Steve sets out to prove you can enjoy camping with a motorhome on a budget.
Motorhomes are an ideal tool to see the world whilst having all your creature comforts with you, but they tend to be expensive. If you are a handy DIYer then here are a selection of budget vans (sub £2000) ideal for motorhome conversions.
The Pilot and larger version, the Convoy were the last of the infamous Sherpa vans and were made between 1996-2006. Available as a van, hightop, or minibus, they proved popular with Royal Mail, motorhome conversions and schools and the low roof 17 seat minibus proved helped LDV take 60% of the minibus market share. Most models were fitted with PSA petrol or diesel engines which were either naturally aspirated or turbo charged and all engines are known for their dependability but can be sluggish, later models were fitted with just as dependable Ford engines. What further helped their popularity is that they were made in the UK and have a 15,000 service interval plus parts are easily obtainable, but be warned LDV built these vans from the parts bins of other manufacturers so you might have to do some searching when new parts are required. The payload of the Convoy ranges from 1,085kg - 1702kg which is good going and they're cheap to buy and in hightop minibus form are popular for DIY motorhome conversions.
Bedford Rascal/Suzuki Super Carry/Daihatsu Hijet/Piaggio Porter
The Bedford Rascal is a micro van sold between 1986-1993 and was also sold as a Vauxhall Rascal and Suzuki Super Carry all in effect the same vehicle and available as a van or minibus. All were fitted with a mid mounted 1.0 litre engine. They proved very popular and are ideal for narrow city streets. The design is so successful it is available brand new as a piaggio Porter. The payload capacity between all models ranges from 560-1120kg. You're probably wondering why a micro van is ideal for a motorhome, well a van this size can go to places large motorhomes just simply cant fit into. This is particularly ideal for narrow roads, or streets as found with very hold historic settlements.
Yet another LDV graces this article and technically the Maxus was the predecessor for the Convoy mentioned previously and was launched in 2004 and built in Birmingham up until 2009 when LDV went into receivership due to lack of funds from its parent company GAZ. The Maxus was fitted with a 2.5 Italian diesel engine with a 5 speed gearbox or 6 speed automatic and proved to be a popular van with UK buyers and received high ratings. What makes the Maxus ideal for motorhome conversions is that it was available in 3 different roof heights and 2 wheelbases. As well as being offered in 3 GVW of 2.8, 3.2 and 3.5 tons. The Maxus is back in production by the Chinese SAIC manufacture as the V80 which means body panels will be readily available.
Ford Transit Mk6 2000-2006

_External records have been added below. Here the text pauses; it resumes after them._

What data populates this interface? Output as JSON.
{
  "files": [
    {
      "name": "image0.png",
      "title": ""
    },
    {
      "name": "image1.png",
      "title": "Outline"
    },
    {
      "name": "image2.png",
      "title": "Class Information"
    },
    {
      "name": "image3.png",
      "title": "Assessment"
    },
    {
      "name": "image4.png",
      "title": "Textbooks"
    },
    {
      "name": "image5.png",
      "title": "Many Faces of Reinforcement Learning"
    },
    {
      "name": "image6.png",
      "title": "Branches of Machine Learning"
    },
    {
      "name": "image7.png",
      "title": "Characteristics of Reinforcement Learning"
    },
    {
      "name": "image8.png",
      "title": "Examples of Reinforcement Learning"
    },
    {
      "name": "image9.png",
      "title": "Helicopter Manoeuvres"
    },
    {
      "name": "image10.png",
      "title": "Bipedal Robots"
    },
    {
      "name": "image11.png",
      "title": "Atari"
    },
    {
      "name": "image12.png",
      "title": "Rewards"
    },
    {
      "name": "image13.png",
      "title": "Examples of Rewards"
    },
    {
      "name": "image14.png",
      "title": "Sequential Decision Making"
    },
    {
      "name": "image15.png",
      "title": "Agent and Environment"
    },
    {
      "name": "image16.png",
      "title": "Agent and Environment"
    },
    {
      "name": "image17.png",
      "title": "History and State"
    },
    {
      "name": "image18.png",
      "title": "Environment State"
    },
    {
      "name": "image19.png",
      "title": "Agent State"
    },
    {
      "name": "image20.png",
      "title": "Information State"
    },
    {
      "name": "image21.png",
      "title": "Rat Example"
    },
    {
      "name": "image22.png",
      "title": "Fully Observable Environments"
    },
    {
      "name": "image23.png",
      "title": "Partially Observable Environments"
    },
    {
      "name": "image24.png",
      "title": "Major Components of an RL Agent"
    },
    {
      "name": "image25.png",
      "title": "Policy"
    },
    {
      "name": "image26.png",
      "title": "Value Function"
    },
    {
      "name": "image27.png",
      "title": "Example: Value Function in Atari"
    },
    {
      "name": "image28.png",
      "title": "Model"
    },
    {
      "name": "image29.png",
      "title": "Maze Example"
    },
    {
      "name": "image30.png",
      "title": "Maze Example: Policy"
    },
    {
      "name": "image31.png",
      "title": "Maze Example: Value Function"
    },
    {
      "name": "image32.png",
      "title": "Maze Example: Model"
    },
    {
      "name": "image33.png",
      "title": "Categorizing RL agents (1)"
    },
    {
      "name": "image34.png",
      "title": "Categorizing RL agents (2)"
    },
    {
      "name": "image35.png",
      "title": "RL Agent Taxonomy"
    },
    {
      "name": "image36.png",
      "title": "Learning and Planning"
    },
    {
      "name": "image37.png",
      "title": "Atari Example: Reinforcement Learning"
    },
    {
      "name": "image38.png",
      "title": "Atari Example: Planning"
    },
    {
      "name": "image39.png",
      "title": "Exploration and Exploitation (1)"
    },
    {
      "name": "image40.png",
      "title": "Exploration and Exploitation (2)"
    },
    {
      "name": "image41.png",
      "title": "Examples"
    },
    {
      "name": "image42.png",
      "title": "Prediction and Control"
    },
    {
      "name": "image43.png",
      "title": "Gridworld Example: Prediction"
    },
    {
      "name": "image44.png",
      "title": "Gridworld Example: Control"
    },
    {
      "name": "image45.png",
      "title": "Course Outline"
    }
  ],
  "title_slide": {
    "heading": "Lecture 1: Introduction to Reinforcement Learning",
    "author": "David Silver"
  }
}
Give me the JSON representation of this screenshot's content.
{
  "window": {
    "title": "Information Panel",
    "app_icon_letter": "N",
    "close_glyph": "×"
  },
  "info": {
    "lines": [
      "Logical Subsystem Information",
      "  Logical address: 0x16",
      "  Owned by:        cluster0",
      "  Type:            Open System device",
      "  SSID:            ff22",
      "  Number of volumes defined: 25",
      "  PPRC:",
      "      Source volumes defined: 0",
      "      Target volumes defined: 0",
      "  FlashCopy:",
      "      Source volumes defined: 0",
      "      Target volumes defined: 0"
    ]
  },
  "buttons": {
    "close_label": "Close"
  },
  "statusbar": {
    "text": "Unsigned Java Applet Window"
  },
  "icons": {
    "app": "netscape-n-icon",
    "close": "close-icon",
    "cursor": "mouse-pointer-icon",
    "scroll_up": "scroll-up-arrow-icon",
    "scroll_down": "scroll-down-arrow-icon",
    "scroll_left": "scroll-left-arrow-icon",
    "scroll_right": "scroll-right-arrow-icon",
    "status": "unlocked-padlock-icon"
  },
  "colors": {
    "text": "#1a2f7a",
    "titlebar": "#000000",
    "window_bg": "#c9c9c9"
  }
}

The Ford Transit, Britain's most popular van and as such the most plentiful. Available in short wheel base, long wheel base, high top van and minibus, there's certainly plenty of choice for the DIY motorhome conversion. Most common engines are the 2.0 and 2.4 Duratorq diesel engines. the 2.0 litre is front wheel drive, where as the 2.4 is rear wheel drive both of which have a 15,000 mile service interval and both mated to a 5 speed gearbox. Dependent on model they can easily cope with a ton or two of weight which is ideal for any conversion. Transits generally hold their value, but parts are cheap, plentiful and should be cheap to insure.
Iveco Daily Mk3 2000-2006
Just like the Transit from the same era the Daily is available in short wheel base, long wheel base, high top van and minibus, but is a more heavy duty van with plenty of choice for the DIY motorhome conversion. Diesel engine options range from 2.3-3.0 litres and mated to either a 5 or 6 speed manual gearbox or semi automatic gearbox dependent on body style. The Daily can carry anywhere from 2.8-6.5 tons so it'll cope with all motorhome fixtures and fittings without a doubt.
For the £2000 budget early Mk2 models are available predominately with the 2.1 or 2.2 CDI engine and either a manual or automatic gearbox. The Vito is available in short or long wheelbase (Vario) but the former is more common. The Vito could be spec'd with a hightop but this appears to be rare, but poptop roofs are available if you require the extra height. Mechanically the Vito is a durable van but is prone to rusting, but no much so than other vans on this list.